Investors signed up to the Principles for Responsible Investment (PRI) performed better, on average, than non-signatories during the five-year period to 2018, according to analysis carried out by CEM Benchmarking.
The Canadian firm also found that being a PRI signatory did not increase costs.
The company, which has been benchmarking performance and costs for large institutional investors since 1992, used PRI signatories as a proxy for funds that incorporate environmental, social and governance (ESG) factors into investment decision-making. The nature and degree of this incorporation can vary across signatories.
The question of responsible investing’s implications for investment performance is a contentious one. CEM Benchmarking said measuring the impact on portfolios had proved to be a difficult task “as performance databases and ESG data sets are often unconnected”.
It considers itself able to make a unique contribution because of certain features of the CEM database, which now comprises 340 institutional investors with $10.3trn (€8.7trn) in assets under management.
The features that it identified are that the investors provide thoroughly vetted and reviewed standardised data directly on an annual basis, and that the CEM database includes fully loaded fund costs, self-reported benchmarks and asset class level performance. It also said the database also did not suffer from survivorship bias.
Of 68 PRI signatories in the CEM database, 42 had five consecutive years of data.
“We believe that is a pretty good sample, especially when we are comparing all the data from one database and it is an apples to applies comparison,” Kam Mangat, vice president at CEM Benchmarking, told IPE.
The current study stops at 2018 because the firm started the research when it was confident that its database had been thoroughly vetted, which takes some time.
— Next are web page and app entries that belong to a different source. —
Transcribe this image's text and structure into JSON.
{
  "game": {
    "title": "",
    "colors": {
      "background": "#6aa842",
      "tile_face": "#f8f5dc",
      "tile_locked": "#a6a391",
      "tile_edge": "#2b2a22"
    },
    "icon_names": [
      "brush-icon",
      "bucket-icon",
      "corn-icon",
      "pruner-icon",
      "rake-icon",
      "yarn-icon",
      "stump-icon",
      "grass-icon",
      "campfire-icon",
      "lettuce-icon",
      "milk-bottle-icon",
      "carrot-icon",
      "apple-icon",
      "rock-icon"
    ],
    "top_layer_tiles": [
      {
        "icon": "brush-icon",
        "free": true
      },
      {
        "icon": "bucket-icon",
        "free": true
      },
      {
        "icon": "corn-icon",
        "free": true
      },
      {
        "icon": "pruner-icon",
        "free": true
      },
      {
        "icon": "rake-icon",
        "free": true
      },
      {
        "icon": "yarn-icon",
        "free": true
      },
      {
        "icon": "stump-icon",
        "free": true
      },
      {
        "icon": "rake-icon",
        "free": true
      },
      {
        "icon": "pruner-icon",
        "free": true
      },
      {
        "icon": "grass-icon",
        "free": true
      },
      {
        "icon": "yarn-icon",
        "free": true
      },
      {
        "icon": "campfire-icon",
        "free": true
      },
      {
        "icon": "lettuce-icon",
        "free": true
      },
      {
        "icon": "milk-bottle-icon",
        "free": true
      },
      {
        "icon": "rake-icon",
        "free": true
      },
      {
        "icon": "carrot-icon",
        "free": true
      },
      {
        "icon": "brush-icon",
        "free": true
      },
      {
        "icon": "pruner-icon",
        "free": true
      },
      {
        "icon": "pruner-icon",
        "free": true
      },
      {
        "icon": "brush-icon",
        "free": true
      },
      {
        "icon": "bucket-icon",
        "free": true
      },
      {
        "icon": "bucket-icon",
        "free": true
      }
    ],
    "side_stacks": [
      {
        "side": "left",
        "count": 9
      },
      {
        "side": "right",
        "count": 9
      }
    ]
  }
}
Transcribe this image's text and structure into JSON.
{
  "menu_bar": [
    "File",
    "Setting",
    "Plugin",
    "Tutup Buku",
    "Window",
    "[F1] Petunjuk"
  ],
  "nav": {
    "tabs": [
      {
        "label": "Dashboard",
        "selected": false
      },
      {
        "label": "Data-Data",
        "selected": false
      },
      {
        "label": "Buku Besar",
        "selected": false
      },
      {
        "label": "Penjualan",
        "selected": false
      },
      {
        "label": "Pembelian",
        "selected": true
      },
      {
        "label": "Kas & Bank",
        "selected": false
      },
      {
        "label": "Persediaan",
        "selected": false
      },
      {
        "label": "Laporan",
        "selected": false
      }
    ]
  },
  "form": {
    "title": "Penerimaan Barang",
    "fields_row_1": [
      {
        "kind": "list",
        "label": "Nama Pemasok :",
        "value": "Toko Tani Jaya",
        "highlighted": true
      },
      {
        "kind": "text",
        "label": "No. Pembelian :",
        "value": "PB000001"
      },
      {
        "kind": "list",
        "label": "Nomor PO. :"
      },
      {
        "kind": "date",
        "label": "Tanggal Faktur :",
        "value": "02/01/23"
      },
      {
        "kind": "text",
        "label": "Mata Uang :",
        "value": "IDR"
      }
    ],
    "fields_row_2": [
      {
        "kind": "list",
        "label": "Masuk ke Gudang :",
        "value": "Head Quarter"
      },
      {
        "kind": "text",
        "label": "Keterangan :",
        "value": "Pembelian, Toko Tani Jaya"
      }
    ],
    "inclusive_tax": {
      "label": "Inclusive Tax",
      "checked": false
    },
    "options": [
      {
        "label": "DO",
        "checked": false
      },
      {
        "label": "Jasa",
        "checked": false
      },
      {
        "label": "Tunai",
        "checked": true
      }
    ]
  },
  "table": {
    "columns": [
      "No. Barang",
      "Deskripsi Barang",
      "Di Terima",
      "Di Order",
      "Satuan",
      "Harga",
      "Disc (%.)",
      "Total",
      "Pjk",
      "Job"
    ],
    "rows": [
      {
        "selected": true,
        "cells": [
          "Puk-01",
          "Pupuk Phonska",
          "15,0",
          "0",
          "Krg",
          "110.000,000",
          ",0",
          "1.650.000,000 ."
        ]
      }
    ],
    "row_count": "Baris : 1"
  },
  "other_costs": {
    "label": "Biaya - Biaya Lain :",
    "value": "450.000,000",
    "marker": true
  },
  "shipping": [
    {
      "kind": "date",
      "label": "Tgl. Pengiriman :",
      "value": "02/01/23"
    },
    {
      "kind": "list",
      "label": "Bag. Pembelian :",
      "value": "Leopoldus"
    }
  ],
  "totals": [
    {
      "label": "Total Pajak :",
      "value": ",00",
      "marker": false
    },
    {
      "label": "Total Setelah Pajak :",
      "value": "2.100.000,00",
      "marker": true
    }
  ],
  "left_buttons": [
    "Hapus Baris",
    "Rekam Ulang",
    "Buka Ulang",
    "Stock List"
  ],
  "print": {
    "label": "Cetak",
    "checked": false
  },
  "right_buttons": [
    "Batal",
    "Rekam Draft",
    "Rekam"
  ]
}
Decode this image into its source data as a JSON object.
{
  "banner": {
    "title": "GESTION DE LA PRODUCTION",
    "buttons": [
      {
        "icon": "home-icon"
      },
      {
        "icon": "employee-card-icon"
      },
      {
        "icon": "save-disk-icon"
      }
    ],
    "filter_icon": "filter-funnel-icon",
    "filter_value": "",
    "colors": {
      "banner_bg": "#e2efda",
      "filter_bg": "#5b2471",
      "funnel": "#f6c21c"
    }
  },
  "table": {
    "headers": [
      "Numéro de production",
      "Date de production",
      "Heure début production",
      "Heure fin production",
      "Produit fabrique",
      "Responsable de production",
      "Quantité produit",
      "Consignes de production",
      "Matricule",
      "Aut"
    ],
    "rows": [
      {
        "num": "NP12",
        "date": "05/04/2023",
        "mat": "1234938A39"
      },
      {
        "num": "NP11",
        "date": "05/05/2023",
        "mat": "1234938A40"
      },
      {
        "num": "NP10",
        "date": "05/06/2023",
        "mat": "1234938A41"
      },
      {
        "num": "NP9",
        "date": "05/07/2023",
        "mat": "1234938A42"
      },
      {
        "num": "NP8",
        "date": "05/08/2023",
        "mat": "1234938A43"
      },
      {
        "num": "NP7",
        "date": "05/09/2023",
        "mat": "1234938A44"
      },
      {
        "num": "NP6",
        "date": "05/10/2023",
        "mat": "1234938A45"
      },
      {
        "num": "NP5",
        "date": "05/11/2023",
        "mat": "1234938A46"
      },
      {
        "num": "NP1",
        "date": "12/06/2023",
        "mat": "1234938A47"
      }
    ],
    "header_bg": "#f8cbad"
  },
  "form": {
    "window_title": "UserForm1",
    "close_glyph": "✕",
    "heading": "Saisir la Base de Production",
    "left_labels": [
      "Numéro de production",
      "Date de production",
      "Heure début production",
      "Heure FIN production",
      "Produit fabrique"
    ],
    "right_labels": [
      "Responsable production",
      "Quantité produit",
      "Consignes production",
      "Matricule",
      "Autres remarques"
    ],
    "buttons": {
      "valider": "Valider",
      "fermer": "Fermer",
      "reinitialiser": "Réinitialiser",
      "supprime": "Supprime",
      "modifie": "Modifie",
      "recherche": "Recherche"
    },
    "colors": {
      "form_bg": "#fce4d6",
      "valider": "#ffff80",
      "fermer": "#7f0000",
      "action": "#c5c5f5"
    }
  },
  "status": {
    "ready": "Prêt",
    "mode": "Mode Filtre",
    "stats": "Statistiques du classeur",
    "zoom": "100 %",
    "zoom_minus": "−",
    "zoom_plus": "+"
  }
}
The paper it publicised this week is a version of the research it did for clients last year. It is hoping to update its study this autumn for year-end 2020.
In its paper, the firm highlighted that PRI signatories in its database had some notable characteristics that set them apart from non-signatories, such as that the former were larger and more internally managed. Almost half of the PRI signatories that participated in the database were European funds, whereas more than half of the non-signatories were based in the US.
In terms of performance, CEM found that over the five years to 2018, the 42 PRI signatories had a higher average net return than non-PRI signatories in three of the four countries examined – Canada, the UK and the US.
Dutch PRI signatories had a slightly lower five-year average net return compared with non-PRI signatories, with the CEM study authors saying this appeared to be primarily because non-PRI signatories in the Netherlands are often corporates with larger fixed income allocations focussed on immunising their liability.
Caution: more data needed
The key takeaway, said Mangat, is that being a PRI signatory did not have a negative impact on performance. He and his co-authors did sound a cautionary note that a longer time series is needed.
“The fact that PRI signatories in the CEM database did well over a 5-year period is encouraging,” they wrote, “however note that responsible investing is primarily focused on long-term performance and risks, and we need more data to understand the implications on long-term performance.”
CEM Benchmarking also looked at net value-added, and found that it was higher for PRI signatories, even accounting for the fact that they are larger and more internally managed than the non-PRI signatories.
As concerns costs, according to the study PRI signatories were lower cost than non-PRI signatories on both an absolute basis, and relative to a benchmark that adjusts for each fund’s size and asset mix differences.
The benchmark costs analysis suggested that PRI signatories were more cost effective in running their investment programmes by 0.9bps, while non-PRI signatories were higher cost by 1bps. The costs analysis is based on 2018 data.
The study can be downloaded from CEM Benchmarking’s website, here.